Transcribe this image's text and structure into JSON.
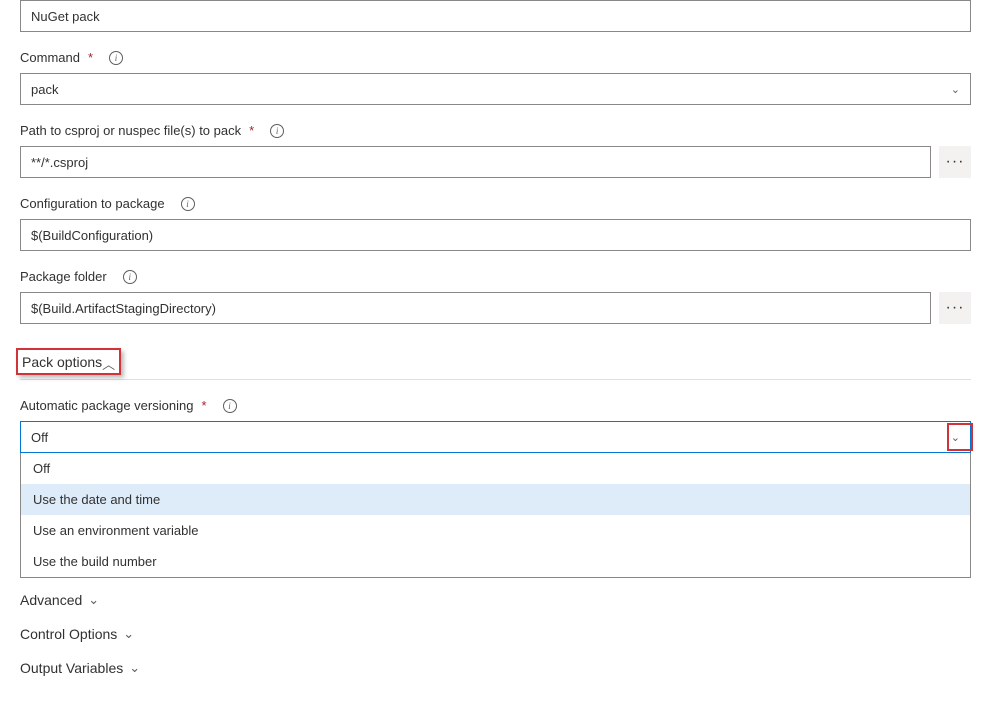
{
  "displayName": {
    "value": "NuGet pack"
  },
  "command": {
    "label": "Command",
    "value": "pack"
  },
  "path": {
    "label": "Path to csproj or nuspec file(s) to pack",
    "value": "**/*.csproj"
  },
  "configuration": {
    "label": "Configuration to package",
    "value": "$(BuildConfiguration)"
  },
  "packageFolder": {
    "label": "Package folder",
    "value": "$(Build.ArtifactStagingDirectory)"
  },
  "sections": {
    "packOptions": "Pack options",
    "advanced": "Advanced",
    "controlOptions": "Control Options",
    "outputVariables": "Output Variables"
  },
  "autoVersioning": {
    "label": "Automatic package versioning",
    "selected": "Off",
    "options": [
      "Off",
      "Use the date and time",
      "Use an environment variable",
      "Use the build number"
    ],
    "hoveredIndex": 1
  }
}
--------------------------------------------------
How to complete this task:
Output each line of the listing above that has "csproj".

Task answer:
    "label": "Path to csproj or nuspec file(s) to pack",
    "value": "**/*.csproj"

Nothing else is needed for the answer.